The online play in Takenoko offers asynchronous or real-time cross platform play. You can invite friends or create a public game for others to join. The game uses the familiar, and frustrating, Asmodee lobby system. It works fine, but the frustration comes into play as you are forced to sit in the lobby with the app open, unable to do anything else, while you wait for players to fill up your game. This is, for the Nth time, a horrible design and continues to be a very frustrating “feature” of Asmodee games. It’s a shame because they get so many other things right in allowing a wide range of timeout options (from seven minutes to 15 days), having leaderboards, and a karma system for filtering out quitters.
With it being a new game, the lobby has been empty when I’ve checked. I’ve occasionally had somebody jump into my lobby only to exit when not wanting to wait for more players to join. All of this means that I haven’t gotten the chance to try out how online play actually works with regards to notifications and everything else.
There is one glaring bug here. If you go into the online play section and back out, trying to return to it again will present you with a blank screen with no way to check the lobby or create a new game again without restarting the app.
The game does off local pass-and-play. The game pops up a screen when the turn is switching players so the hidden card information isn’t shown.
Single player games are played against one to three AI opponents. There are no AI difficulty levels, simply one AI to go against. This is generally a large red flag, but I’m happy to say that the AI in this game is quite decent. It took me quite a few games to get my first victory and even with those games under my belt I often find myself losing by a wide margin. The AI opponents properly load up on objective cards, often leading to scoring multiple cards in one turn near the end of the game. We always prefer scaling AI, but at least the single level provided in this game is well done.
More eye candy
Making a move
The app offers the Chibis expansion as an in-app purchase. The expansion adds a second panda to the game along with some new tiles and bonuses. The app gives you the option to try out the expansion before buying, which amounts to walking you through all of the features it adds in the form of a tutorial. This is a nice way to understand what it adds to the base game before buying.
There have been a couple of times (one mentioned above in multiplayer) where I found myself stuck in a state where nothing would happen and I had to restart the app to get it working again. Hopefully these are issues that are quickly ironed out in updates. It is also worth mentioning that the iOS has a slew of reported issues as well, they seem to be along the same lines but also include the game freezing mid-turn, which isn't something I've experienced playing the Android version. I do want to point out that the issues I've experienced are quite infrequent.
The Wrap Up
Takenoko is a fairly typical Asmodee Digital mobile app. They take lighter games, give them amazing looking digital ports with minimal options and a frustrating online system. The game is fun and works well for any play mode outside of playing random foes online.
There are a few bugs that pop up here and there and make you restart the app to proceed, hopefully those get fixed in updates, but that is not guaranteed by any means. The lack of undo button likely won’t change and is always a desired feature.

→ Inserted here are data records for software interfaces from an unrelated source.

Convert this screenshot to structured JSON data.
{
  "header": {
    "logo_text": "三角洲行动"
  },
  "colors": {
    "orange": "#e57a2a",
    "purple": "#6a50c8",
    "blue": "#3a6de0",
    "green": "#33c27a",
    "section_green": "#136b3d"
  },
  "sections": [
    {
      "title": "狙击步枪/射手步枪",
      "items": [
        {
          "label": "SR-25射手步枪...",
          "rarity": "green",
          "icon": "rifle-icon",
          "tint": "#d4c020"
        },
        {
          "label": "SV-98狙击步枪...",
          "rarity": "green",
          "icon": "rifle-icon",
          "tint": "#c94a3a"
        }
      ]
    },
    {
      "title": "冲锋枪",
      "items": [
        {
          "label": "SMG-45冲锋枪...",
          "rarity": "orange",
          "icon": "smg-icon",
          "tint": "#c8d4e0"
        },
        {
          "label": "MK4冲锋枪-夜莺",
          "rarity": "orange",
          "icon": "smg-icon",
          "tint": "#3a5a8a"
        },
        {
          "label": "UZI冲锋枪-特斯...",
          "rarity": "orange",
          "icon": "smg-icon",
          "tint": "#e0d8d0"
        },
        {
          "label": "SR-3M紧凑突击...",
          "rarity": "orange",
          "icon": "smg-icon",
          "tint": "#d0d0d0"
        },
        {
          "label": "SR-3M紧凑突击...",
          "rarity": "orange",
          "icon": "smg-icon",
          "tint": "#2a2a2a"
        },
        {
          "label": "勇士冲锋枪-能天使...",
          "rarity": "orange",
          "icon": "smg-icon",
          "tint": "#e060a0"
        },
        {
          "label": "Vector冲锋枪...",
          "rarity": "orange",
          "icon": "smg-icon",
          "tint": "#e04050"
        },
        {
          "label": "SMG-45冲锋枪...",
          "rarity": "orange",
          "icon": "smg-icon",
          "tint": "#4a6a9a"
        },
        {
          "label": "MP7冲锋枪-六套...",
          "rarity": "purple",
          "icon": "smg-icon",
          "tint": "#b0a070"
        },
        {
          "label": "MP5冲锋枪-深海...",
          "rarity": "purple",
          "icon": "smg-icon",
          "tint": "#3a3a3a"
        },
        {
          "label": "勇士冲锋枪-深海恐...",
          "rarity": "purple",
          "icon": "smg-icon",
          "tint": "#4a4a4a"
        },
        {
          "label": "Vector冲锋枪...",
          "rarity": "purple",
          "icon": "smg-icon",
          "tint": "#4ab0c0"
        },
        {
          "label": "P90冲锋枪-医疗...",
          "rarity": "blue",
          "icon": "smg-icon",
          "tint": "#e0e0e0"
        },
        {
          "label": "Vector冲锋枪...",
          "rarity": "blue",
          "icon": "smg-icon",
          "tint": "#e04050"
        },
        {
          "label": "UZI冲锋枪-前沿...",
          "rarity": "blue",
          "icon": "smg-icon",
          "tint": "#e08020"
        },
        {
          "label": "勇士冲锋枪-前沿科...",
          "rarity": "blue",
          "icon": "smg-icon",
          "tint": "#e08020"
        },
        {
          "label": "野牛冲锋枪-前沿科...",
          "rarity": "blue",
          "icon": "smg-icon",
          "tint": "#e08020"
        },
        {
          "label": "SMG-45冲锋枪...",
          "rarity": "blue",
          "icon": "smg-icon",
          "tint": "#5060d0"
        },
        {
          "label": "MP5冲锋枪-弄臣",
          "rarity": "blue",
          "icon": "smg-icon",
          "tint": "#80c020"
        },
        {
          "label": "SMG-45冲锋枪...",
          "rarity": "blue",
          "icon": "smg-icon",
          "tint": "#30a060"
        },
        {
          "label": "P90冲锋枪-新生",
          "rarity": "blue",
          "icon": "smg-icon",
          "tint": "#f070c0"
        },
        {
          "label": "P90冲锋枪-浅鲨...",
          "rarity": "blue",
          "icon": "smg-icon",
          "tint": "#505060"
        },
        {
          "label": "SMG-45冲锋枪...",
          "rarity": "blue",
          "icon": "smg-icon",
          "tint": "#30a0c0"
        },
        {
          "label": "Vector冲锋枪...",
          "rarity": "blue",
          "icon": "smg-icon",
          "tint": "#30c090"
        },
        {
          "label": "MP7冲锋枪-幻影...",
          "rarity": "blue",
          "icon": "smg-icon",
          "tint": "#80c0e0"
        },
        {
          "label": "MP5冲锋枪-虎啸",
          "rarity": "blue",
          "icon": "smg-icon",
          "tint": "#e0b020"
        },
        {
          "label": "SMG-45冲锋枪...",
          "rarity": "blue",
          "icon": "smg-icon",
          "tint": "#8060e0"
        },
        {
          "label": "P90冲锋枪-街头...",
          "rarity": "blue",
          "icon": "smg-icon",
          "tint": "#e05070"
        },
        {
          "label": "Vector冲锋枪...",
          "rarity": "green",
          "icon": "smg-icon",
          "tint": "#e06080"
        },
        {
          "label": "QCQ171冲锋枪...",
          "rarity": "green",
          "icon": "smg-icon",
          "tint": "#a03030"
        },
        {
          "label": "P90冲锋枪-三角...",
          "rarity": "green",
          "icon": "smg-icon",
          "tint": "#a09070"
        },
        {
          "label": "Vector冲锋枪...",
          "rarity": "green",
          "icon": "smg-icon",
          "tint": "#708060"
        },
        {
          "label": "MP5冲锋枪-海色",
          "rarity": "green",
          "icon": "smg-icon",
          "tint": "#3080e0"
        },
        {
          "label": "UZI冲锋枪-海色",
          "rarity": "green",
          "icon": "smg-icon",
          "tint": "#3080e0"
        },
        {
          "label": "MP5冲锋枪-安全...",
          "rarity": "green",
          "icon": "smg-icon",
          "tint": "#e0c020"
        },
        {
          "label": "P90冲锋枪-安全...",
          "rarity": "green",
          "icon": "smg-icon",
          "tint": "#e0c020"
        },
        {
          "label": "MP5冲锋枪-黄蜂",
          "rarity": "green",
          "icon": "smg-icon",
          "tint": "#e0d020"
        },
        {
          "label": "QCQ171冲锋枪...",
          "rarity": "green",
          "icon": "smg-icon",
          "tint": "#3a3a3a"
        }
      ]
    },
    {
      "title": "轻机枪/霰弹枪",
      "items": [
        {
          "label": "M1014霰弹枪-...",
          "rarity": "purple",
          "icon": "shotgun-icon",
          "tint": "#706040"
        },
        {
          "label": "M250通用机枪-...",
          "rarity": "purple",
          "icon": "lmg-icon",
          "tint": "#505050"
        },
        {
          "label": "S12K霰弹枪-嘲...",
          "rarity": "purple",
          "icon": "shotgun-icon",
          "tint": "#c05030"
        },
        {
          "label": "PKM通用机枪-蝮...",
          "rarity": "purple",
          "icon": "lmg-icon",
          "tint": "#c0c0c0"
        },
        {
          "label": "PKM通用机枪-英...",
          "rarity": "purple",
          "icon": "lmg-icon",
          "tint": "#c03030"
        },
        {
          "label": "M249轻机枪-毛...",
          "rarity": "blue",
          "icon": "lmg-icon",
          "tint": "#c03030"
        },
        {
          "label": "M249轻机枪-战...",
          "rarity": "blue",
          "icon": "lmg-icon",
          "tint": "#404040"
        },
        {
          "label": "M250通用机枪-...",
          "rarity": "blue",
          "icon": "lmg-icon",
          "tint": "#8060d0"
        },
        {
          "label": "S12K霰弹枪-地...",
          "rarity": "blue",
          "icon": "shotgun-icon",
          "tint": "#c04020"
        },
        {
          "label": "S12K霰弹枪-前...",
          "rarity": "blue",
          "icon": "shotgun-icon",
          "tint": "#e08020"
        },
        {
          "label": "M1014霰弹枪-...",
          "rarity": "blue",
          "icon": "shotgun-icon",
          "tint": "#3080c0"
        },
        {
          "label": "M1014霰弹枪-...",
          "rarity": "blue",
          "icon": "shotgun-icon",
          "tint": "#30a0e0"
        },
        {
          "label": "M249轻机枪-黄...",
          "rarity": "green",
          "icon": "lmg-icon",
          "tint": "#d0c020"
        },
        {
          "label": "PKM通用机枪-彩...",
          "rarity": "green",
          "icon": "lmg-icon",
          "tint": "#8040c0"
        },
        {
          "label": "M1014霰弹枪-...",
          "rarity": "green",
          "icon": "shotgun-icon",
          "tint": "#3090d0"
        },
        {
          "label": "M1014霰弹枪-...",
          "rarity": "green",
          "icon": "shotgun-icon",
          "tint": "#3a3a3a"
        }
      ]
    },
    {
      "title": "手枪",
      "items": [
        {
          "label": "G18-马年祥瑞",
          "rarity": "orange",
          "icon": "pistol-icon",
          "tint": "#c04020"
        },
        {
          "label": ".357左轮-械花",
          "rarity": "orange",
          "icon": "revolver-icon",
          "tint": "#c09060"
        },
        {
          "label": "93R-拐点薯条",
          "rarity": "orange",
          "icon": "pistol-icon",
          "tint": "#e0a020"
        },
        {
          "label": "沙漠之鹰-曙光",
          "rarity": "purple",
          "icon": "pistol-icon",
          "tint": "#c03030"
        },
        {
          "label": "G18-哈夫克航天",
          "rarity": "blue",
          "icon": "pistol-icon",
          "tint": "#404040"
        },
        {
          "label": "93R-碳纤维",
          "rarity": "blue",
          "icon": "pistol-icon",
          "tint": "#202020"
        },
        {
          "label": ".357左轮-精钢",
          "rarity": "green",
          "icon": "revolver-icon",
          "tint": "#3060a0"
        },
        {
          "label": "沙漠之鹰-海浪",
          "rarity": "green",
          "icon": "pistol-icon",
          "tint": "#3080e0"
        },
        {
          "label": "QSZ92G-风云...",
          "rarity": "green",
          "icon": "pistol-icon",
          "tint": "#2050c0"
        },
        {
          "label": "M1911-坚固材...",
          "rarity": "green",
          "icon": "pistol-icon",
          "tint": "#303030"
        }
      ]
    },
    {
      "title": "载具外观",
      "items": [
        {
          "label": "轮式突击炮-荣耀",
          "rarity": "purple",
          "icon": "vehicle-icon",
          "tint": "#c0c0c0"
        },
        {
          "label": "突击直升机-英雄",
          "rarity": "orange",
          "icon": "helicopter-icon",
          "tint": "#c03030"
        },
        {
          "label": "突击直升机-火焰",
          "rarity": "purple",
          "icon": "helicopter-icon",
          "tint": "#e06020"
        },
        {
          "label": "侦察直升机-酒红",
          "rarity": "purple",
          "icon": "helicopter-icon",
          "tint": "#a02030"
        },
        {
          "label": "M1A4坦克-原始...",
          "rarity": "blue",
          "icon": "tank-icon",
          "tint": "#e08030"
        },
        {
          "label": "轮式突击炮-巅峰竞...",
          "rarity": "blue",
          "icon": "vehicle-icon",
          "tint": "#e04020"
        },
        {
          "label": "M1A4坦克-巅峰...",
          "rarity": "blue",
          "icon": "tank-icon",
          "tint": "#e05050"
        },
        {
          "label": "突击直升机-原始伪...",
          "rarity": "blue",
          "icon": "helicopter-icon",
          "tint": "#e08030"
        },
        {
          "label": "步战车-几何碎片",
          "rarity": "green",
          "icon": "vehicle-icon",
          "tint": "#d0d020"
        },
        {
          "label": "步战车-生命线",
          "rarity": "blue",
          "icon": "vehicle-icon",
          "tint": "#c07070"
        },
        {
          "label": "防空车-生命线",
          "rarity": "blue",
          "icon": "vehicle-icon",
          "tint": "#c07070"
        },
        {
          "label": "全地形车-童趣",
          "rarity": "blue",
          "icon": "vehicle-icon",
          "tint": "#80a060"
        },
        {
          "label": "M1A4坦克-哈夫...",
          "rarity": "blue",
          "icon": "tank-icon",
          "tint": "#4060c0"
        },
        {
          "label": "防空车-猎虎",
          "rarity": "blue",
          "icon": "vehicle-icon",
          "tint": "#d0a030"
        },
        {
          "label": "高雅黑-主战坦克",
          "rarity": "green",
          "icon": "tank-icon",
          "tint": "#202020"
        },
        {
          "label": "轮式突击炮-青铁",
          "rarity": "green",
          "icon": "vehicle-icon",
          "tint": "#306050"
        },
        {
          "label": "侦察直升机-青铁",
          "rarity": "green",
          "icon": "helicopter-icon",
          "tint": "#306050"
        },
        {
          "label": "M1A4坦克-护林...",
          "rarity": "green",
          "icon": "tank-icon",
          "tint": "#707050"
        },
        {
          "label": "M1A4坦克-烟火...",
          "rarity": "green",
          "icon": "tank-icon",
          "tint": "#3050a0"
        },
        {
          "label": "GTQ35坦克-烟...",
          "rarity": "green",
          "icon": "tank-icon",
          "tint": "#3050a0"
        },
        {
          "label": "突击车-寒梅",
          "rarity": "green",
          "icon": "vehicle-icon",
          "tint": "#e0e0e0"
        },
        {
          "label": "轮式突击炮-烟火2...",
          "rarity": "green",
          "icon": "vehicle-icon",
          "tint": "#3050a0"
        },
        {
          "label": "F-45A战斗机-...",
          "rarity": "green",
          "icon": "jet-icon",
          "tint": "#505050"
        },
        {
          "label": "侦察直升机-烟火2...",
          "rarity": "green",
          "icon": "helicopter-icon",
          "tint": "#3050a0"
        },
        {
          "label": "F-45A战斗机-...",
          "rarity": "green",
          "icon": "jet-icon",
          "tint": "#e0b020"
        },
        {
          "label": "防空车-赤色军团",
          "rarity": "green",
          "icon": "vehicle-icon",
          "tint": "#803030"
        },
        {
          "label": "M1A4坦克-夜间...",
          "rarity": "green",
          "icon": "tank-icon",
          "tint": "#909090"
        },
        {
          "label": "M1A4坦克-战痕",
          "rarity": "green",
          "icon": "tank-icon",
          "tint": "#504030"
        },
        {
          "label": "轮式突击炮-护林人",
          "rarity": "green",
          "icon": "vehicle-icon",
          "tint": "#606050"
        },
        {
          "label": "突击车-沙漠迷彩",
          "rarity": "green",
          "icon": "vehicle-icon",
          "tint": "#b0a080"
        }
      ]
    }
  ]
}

Want a fun, quick way to play this light family game against competent AI? Want a way to play it with friends online or sitting around a tablet? This game might be for you if you can deal with the occasional bugs. The Takenoko app does enough to warrant a place in the digital libraries of some, but falls short of being a game that all digital board gamers need to consider.